Houston is ranked as the fourth largest metro running in the United States, right after behind New York, Los Angeles, and Chicago. A majority of the Fortune 500 energy businesses having headquarters here lending the city a distinct advantage. Marcus Hiles has been positive about this development in Houston. A major part of Houston’s population growth, progress and development have been undeniably caused by the energy business. Similarly, the expansion of the Panama Canal offers eminence to the city, where industrial giants endeavor to beat West Coast in attaining foreign goods. The Port of Houston is the second busiest port in the United States, contending with the Port of Los Angeles for trade, exchange and business. Another highlight of the city is the Texas Medical Center, located just three miles south of downtown, has more than 100,000 representatives and facilities such as hospitals, research organizations, pharmacy schools, nursing programs and a dental school.
Across the state, Texas has shown no shortage of development. Homes are being erected at the fastest pace in Dallas-Fort Worth in nearly a decade, with studies by the University of Texas concluding that employment has consistently trended positively in San Antonio, and UTSA Institute for Economic Development research director Thomas Tunstall expects that “growth will continue to flow into the local economy for years.” Marcus Hiles notes that the best way to continue enlarging the housing market statewide is through sustained enactment of strong laws that protect and grow the labor force. The past several years provide a solid testimony for this position: after the housing bubble crisis decimated real estate values nationwide, the Dallas-Fort Worth metroplex was more resilient than nearly every other major city, and a Fortune article noted that the cause for the robust economy traces back to the “more than 100,000 new jobs added each year in North Texas.” This idea stems from its reputation as being a business-friendly region, with major corporations like Toyota, State Farm and Liberty Mutual relocating to the fourth-most populous American metro area in recent years. Forbes stated that zoning and land-use construction burdens may be eased across the U.S., as the new presidential administration could bring an era of eased regulations and reduced building costs.

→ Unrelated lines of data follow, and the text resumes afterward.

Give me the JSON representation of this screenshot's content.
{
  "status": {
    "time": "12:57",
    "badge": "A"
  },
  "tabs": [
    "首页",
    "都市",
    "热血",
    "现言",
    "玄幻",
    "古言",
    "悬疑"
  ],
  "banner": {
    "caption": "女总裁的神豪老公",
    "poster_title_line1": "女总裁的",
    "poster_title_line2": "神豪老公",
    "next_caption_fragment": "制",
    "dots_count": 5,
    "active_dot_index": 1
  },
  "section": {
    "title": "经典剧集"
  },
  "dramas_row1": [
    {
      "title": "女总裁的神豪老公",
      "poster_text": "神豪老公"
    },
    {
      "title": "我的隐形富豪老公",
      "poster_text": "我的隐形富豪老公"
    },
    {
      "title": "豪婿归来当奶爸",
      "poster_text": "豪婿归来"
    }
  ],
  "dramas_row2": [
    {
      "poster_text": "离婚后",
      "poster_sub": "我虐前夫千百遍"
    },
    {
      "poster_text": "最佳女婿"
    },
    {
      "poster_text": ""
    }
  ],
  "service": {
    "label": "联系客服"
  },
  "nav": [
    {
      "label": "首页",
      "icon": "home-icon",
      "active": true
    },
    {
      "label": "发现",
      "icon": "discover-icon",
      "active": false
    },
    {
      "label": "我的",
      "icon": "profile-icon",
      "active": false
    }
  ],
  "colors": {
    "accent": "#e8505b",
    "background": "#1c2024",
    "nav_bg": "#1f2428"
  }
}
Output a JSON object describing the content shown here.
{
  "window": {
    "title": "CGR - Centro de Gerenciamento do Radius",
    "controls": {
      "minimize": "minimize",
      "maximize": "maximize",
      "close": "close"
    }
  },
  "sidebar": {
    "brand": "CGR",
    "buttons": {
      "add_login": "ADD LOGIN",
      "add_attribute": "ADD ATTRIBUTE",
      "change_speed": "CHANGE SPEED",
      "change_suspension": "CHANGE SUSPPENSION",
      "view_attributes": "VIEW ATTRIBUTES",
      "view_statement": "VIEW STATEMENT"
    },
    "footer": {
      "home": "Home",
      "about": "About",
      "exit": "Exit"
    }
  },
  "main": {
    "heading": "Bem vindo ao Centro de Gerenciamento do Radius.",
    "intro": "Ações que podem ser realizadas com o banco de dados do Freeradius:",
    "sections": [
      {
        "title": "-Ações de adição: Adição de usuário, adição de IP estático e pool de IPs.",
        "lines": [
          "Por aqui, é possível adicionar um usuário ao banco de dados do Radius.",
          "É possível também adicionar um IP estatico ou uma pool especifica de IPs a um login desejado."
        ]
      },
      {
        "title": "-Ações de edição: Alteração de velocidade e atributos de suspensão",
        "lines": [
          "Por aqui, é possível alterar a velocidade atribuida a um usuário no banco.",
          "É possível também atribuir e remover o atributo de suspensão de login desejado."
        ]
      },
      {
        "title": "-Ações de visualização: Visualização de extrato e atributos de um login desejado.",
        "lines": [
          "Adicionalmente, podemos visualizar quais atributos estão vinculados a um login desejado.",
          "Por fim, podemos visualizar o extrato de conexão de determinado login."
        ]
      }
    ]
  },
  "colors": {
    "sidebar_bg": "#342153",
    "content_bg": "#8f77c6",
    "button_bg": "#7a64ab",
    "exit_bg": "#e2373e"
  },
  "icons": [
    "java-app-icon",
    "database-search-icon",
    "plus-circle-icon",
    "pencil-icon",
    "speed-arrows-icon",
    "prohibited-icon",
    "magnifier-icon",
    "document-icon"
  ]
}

Relaxed protocols for small banks may allow them to do business differently and encourage development, with flexibility to approve more loans for new housing projects.